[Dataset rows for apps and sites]
---------------

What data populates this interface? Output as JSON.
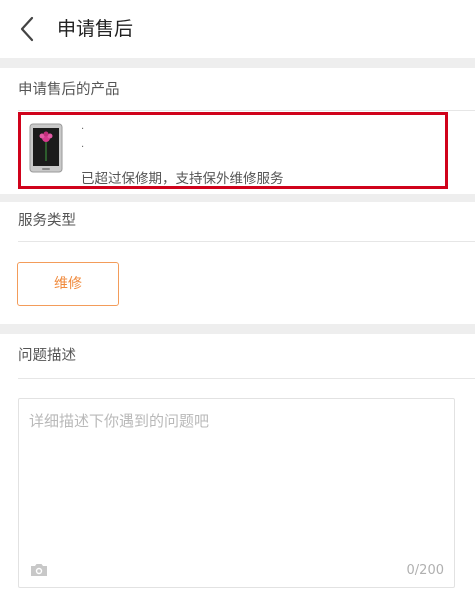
{
  "header": {
    "title": "申请售后",
    "back_icon": "chevron-left-icon"
  },
  "product_section": {
    "label": "申请售后的产品",
    "product": {
      "thumbnail_icon": "phone-thumbnail-icon",
      "name_line_1": "·",
      "name_line_2": "·",
      "status": "已超过保修期，支持保外维修服务"
    }
  },
  "service_section": {
    "label": "服务类型",
    "options": [
      "维修"
    ]
  },
  "problem_section": {
    "label": "问题描述",
    "placeholder": "详细描述下你遇到的问题吧",
    "char_count": "0/200",
    "camera_icon": "camera-icon"
  },
  "colors": {
    "highlight_border": "#d0021b",
    "accent": "#f08a3c",
    "section_gap": "#eeeeee"
  }
}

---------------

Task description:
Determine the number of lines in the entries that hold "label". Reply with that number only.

Solution for this exercise:
3